## REQUIRED WORK
Check every line of the data below for the string "Transaction", and copy the ones that hold it.

## INPUT MATERIAL
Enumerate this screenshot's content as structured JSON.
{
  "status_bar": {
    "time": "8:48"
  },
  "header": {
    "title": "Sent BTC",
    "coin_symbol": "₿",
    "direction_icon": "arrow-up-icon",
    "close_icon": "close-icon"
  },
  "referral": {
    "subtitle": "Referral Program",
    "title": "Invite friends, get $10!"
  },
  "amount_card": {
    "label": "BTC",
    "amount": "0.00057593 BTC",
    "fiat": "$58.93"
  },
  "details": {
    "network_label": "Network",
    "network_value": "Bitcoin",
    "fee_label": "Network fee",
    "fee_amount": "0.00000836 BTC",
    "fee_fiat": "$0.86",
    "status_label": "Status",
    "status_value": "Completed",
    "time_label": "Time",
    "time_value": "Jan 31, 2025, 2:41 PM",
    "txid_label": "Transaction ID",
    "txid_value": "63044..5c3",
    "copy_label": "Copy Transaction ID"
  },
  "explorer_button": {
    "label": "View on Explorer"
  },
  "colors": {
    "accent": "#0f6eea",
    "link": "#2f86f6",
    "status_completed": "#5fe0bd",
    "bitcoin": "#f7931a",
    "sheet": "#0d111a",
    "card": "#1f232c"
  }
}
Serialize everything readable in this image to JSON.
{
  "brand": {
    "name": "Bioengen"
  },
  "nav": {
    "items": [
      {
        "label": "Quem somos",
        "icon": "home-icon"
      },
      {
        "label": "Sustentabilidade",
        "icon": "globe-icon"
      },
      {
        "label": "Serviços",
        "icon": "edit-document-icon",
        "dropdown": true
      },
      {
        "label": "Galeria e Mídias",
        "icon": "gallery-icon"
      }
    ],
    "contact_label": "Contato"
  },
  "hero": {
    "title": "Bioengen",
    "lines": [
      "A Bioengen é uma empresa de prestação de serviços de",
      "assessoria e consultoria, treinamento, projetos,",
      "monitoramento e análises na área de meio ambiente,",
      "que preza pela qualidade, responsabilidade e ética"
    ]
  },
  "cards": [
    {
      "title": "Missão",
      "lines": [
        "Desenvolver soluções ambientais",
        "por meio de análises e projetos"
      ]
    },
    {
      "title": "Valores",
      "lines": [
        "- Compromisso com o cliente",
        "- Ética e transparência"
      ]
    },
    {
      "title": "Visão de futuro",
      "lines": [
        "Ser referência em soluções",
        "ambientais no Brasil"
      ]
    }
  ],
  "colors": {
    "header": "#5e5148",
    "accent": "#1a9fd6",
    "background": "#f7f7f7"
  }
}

## COMPLETED EXERCISE
    "txid_label": "Transaction ID",
    "copy_label": "Copy Transaction ID"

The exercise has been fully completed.